By toggling a variable on or off and reviewing its impact on adjusted R-squared we can get a better idea of whether it’s a meaningful input. I normally do this by first limiting to just one or two of the variables I know I want to include and experimenting from there. As I include an increasing number of variables, I’ll monitor the changes in adjusted R-squared. Pretty quickly, things will reach a point where toggling variables on or off has little to no impact. This is why I like to review variables on their own first. Try this out yourself and notice the major difference between including weight, rushing yards per game, and rushing touchdowns per game versus weight, rushing yards per game, and draft position.
One thing that I’d recommend you limit is variables that can “overlap.” For example, I wouldn’t advocate selecting rushing touchdowns per game, receiving touchdowns per game and all-purpose touchdowns per game. The former inputs are encapsulated in the latter and as a result redundant. Ideally, we want our included variables to be independent of each other.
This naturally leads to the question: “so how do I know which model is better or which to use if I can create four or five with a similar adjusted R-squared while limiting their p-values?” In cases like this, I like to review the results across models and see if there is significant variation. Often, players will fall in a similar range in all the models created, especially if you include draft position.
While the example model is simple, it gets the R-squared to one of the higher levels achievable without including unnecessary or counterproductive variables.
Given the variables I included, Swift looks like a solid prospect who can be expected to score somewhere around 330 points in his first three NFL seasons. Players with similar projections, given the created model, are really encouraging, and a number recorded multiple fantasy-relevant seasons.
The “Subject Player” table displays the variables we included, Swift’s numbers for these inputs, a projection of the total points he will produce in his first three seasons, and a projected percentile. His projected percentile of 80 means that only 20% of players are projected to score more points in their first three seasons according to the model we built.
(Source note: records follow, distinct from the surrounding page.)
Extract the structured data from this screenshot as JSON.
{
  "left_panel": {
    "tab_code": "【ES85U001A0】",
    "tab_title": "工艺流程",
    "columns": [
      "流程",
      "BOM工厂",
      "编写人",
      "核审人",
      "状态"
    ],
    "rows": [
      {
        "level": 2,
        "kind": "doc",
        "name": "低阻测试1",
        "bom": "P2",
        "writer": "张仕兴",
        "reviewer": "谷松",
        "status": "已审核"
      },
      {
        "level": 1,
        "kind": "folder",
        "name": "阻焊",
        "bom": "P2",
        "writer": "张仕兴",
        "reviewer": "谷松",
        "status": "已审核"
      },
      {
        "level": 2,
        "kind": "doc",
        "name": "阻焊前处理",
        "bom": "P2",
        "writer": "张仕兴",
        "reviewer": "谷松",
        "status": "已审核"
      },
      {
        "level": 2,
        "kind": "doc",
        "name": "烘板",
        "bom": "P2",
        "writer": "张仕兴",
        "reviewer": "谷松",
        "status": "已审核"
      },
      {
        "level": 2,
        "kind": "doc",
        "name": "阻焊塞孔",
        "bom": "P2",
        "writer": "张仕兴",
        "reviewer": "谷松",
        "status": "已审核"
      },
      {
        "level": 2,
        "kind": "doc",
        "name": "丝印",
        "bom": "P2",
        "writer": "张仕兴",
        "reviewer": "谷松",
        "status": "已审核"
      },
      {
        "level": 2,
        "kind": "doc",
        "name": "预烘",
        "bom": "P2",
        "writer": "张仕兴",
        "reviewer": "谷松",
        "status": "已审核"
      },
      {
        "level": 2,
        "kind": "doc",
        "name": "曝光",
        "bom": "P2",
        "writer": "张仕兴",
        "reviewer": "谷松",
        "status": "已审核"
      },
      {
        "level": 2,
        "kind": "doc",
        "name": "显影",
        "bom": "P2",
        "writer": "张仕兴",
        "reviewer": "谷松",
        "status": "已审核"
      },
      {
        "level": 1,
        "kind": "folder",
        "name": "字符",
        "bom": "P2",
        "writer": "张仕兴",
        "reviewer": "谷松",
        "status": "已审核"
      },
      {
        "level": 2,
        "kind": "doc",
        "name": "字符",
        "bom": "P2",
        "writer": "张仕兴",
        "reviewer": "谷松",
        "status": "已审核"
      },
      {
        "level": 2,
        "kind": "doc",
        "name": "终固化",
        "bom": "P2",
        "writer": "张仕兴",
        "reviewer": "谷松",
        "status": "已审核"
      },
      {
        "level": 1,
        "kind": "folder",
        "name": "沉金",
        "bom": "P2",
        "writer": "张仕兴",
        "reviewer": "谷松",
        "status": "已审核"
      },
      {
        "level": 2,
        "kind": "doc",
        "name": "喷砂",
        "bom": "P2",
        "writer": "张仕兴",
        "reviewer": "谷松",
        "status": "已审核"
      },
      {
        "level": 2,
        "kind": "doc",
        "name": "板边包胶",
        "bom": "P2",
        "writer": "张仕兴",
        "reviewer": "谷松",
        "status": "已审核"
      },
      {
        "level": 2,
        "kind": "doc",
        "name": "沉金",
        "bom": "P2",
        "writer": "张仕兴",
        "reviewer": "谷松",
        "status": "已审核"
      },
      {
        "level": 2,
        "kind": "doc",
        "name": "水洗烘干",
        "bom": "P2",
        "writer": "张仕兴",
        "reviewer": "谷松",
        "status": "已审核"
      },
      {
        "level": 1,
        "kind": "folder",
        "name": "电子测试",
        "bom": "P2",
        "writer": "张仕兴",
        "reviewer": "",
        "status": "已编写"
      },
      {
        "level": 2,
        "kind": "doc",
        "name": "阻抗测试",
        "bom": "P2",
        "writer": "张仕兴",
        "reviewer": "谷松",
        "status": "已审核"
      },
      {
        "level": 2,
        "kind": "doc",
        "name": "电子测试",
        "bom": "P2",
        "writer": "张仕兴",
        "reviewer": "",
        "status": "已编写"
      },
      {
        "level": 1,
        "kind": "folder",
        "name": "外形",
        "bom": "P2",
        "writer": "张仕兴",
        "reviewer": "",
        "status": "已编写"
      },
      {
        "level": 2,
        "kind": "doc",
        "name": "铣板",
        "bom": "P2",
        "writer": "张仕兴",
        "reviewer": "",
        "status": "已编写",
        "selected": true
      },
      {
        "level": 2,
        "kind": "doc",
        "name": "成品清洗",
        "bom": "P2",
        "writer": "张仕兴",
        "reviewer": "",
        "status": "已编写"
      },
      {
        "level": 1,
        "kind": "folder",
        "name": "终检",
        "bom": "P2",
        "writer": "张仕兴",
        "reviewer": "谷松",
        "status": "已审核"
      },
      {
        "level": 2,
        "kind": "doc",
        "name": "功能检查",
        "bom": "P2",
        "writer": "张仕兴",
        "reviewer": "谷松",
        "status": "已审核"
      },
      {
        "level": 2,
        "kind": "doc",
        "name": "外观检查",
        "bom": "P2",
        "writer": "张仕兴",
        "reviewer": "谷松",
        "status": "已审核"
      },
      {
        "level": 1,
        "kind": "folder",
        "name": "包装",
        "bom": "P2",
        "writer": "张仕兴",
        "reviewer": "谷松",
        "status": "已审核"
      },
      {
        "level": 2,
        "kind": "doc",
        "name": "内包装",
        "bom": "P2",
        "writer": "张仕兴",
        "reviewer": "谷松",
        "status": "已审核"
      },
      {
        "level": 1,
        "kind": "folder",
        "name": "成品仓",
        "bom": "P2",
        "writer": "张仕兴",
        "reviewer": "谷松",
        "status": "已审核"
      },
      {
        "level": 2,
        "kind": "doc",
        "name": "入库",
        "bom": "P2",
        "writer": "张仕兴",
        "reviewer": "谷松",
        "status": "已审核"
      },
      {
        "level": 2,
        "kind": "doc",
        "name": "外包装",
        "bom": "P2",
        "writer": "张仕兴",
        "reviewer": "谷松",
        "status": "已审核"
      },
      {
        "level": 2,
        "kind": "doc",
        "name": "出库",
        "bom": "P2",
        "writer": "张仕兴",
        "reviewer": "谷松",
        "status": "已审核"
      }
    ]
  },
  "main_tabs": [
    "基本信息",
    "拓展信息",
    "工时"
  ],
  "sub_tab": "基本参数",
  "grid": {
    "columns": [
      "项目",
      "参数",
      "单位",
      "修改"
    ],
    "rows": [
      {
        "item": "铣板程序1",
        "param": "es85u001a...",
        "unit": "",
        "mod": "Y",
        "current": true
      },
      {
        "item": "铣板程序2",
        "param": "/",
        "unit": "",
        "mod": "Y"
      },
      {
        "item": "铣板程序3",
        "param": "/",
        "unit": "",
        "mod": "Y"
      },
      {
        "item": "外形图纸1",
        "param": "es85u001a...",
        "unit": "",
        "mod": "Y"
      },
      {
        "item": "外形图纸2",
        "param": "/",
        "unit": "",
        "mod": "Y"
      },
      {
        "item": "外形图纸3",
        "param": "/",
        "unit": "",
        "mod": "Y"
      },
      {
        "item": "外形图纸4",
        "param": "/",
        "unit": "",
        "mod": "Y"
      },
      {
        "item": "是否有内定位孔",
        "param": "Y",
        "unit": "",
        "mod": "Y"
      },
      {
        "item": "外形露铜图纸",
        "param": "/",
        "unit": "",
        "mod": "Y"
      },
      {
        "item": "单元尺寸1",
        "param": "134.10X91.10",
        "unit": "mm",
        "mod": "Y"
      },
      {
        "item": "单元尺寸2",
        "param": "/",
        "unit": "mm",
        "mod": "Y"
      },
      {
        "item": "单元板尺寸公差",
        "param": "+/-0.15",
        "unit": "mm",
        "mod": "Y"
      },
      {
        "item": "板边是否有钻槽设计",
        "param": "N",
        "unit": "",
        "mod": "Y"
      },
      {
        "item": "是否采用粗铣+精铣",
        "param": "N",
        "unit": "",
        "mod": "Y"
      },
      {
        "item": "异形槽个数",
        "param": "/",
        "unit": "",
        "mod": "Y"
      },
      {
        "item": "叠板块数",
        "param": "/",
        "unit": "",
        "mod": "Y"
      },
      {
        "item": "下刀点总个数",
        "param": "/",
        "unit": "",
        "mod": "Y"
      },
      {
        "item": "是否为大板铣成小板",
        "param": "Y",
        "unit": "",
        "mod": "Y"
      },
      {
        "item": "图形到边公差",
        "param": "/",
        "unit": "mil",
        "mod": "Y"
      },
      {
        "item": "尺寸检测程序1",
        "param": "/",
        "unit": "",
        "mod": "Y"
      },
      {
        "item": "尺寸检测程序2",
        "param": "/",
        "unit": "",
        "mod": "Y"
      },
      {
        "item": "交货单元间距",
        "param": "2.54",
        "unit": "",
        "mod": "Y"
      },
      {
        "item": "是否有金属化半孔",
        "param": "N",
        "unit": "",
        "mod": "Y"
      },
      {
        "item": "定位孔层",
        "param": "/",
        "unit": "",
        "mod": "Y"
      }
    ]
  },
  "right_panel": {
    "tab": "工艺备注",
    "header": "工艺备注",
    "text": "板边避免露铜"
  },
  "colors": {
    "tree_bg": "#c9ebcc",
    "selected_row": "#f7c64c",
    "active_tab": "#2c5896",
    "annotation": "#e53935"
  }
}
The “Players With the Closest Projections” table lists out the 12 players with the closest scores given the model. These players aren’t “comps,” but players that the model projects to have about the same number of points in their first three seasons. As you can see, several players, notably Ray Rice, beat their expectations. That’s not to say that Swift is guaranteed to have success. The model projects Bishop Sankey favorably, and we all know how his career panned out. Nonetheless, this is still an encouraging projection for Swift as it places him in a range with some solid company.
Play around with the lab, workshop different configurations, and have fun reviewing the results!